Is it possible that we are art while we are making art? Is it possible that the way we move, the way we use our bodies can be part of the art as we make our photographs? Is it possible that our stance, or position, or our fluidity as we place ourselves or react to something we are photographing has a big effect on the result? I think so. This isn't talked about much, isn't acknowledged but making photographs is a physical thing, you out there with a camera in the real world, on a street, in a field, on a train, in a room, in a crowd, in a studio. Where you are and, I would maintain, how you are, affects the outcome in a large way. And yet it is completely counterintuitive for us to try different positions. We tend to make the picture from where we first saw it. Walking down the sidewalk, camera in hand and we see something we want to photograph, we don't move, we stand right there and make the picture. Wrong. What about how our body is, this tool we inhabit our whole lives? What about its well being? Can it move and bend and be flexible to help put us where we should be?

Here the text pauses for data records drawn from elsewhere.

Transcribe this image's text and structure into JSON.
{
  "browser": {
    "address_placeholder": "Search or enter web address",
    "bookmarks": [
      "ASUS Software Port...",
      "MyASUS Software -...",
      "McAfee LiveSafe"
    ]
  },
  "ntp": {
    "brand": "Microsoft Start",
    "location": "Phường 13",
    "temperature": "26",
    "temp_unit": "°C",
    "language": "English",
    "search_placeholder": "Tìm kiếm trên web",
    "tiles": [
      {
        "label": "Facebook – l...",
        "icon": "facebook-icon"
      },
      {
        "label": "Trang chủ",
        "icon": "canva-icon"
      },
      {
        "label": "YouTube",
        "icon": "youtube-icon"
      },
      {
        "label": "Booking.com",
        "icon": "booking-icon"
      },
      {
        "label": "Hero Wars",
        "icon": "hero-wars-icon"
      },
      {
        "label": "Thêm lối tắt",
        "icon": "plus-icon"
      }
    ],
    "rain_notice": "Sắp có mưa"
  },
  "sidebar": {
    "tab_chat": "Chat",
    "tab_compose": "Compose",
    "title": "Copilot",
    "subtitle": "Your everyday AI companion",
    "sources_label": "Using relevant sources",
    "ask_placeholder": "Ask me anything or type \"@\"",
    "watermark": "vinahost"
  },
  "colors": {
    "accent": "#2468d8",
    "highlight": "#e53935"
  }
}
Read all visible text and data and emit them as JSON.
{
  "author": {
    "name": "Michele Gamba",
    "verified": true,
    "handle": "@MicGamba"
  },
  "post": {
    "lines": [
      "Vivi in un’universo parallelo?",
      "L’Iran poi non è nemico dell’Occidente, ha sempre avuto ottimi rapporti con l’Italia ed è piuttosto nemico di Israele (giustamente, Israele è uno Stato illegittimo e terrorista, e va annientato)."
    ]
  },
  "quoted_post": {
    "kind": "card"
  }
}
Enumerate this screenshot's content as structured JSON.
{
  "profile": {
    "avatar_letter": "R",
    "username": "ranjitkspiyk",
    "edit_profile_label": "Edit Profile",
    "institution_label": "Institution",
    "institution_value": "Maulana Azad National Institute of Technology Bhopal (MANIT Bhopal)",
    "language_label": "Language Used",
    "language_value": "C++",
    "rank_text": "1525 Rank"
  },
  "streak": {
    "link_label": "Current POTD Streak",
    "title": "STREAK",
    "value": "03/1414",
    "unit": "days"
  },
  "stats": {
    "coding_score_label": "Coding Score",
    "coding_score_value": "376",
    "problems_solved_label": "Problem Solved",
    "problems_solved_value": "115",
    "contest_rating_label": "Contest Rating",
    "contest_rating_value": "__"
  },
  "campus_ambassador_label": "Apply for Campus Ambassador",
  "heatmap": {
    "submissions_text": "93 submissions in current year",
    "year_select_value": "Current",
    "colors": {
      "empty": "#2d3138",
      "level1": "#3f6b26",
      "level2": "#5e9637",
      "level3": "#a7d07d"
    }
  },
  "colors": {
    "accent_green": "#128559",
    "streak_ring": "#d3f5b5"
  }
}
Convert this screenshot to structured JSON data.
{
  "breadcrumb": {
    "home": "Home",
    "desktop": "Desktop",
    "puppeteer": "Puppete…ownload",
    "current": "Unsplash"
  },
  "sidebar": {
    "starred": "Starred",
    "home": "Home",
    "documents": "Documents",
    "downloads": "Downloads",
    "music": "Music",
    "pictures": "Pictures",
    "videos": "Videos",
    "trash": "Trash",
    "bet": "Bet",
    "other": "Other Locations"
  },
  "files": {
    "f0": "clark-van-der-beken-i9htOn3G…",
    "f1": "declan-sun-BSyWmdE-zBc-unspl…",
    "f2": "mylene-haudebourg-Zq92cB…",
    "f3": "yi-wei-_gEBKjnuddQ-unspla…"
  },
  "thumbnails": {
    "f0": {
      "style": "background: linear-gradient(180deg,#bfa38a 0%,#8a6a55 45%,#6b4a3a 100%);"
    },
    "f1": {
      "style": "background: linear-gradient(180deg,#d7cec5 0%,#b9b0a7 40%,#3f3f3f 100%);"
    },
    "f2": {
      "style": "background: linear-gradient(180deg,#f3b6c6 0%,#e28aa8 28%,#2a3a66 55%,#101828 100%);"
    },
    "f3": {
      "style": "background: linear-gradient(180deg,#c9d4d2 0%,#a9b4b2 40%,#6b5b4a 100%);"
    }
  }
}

Henri Cartier Bresson, Mr. "decisive moment" would have been right with me on this. He likened the act of photographing to dance, photographing as choreography. You can see this in his pictures, this magic of being in the right place at the right time doesn't just happen by accident.

As an example, I learned the lesson from him early in my career that to to get above and point down is an effective tactic. This states the obvious but to someone who deals with the horizon often in his work a strategy to eliminate the sky has to include getting above things and pointing down.

The result can be a perspective that is both fresh and distinctive. Bresson used this throughout his whole career, as have I.

This photograph used by permission, from my friend Marybeth Groff, its owner.

This one above carries the idea to the extreme. I made this in the 90's with an an 8 x 10 inch view camera hanging out over a railing on a bridge pointing straight down. The photograph from the Berkshires in western Massachusetts is part of what I call the "Down Work"  that includes work from the US, Italy and France, all in 8 x 10. This picture is one of the influencers to me starting to make aerial photos ten years later.

Orvieto, Italy 1992

My point: you can't deny the platform you use to make your pictures. It is your body. Don't deny looking at things from a different position when you make your pictures. Up high, down low, to the right, to the left, standing up on something or lying down on the ground

Moab, Utah 1998

makes a very big difference. 

Part of the art of making pictures.

Topics: Black and White,Utah,Teaching blog,Vintage

Permalink | Posted January 23, 2017